  • If the area is bleeding or unsightly, cover with a band-aid or small piece of gauze. Do not put any adhesive surface directly on the treated area.
  • Avoid swimming or soaking the area. After gentle cleansing dry by patting gently with a soft towel.
  • If the beard is being treated, do not shave in the treated area during the course of your treatment. If the scalp is being treated; wash hair with mild shampoo. Allow hair to dry naturally. Do not use a hairdryer.
  • If the area is uncomfortable you can apply Biafine, available for purchase in our office.

What should I expect after the treatment is completed?

Your side effects may last for some weeks after the treatment finishes. Make sure you always where a sunscreen on the treated area when outside.

Scheduling and Cancellation

It is very important that you keep all your appointments for your simulation and treatment course. We are scheduling the radiotherapy unit and technician to come to our office specifically for you. If you need to reschedule or cancel your appointment time, please contact us as soon as possible. There may be a charge for no-shows and cancellations less than 1 week prior to your simulation appointment to cover the overhead cost of the SRT and RT. These late cancellation/no show charges are not covered by insurance or Medicare.

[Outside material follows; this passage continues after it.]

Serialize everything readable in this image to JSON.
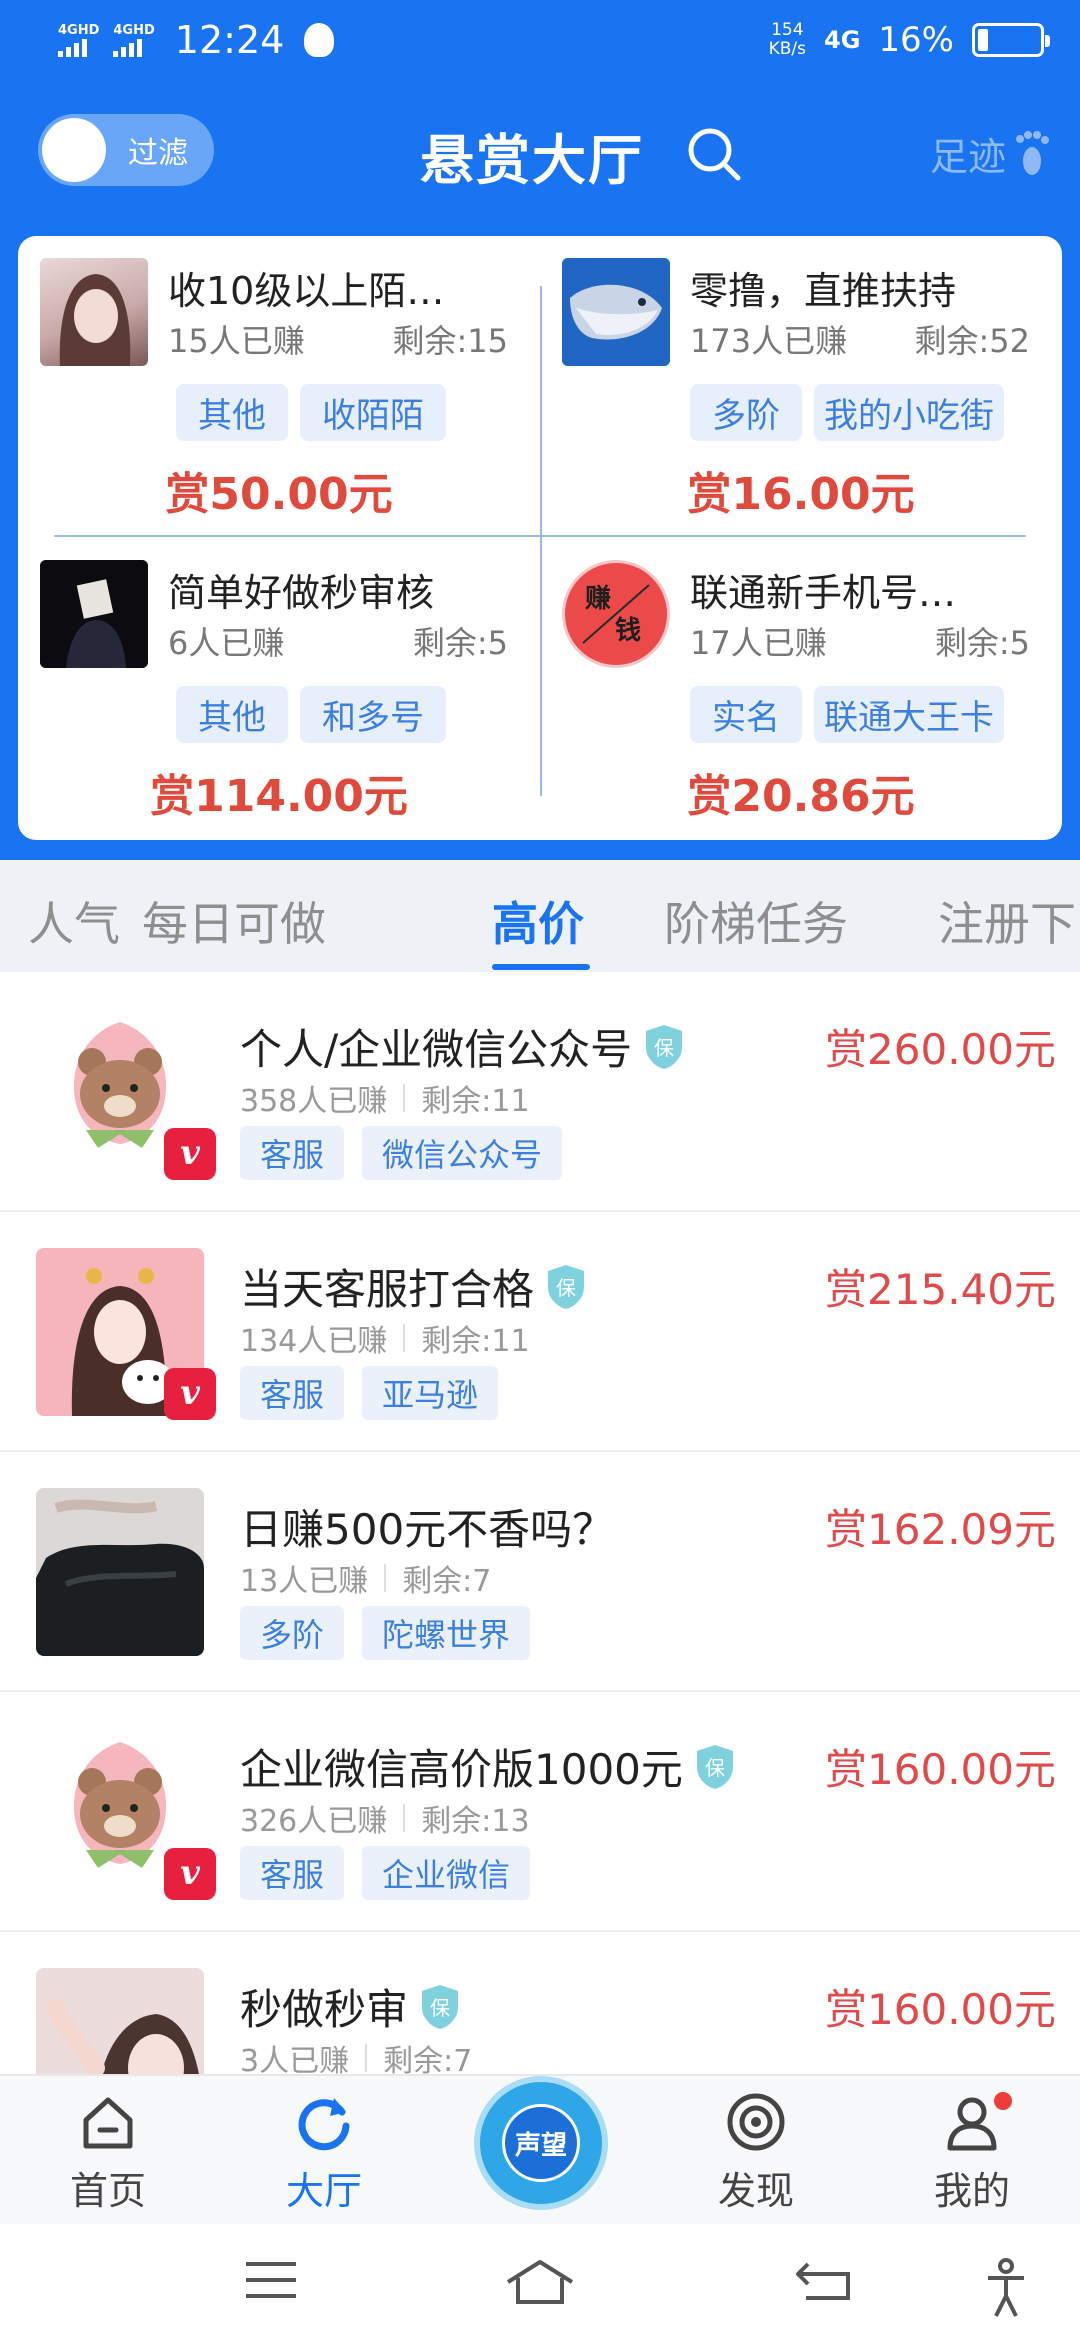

**Radiation can be harmful to an unborn child. It is important to let the technician know if you have missed a period or suspect that you might be pregnant before you are exposed to any radiation.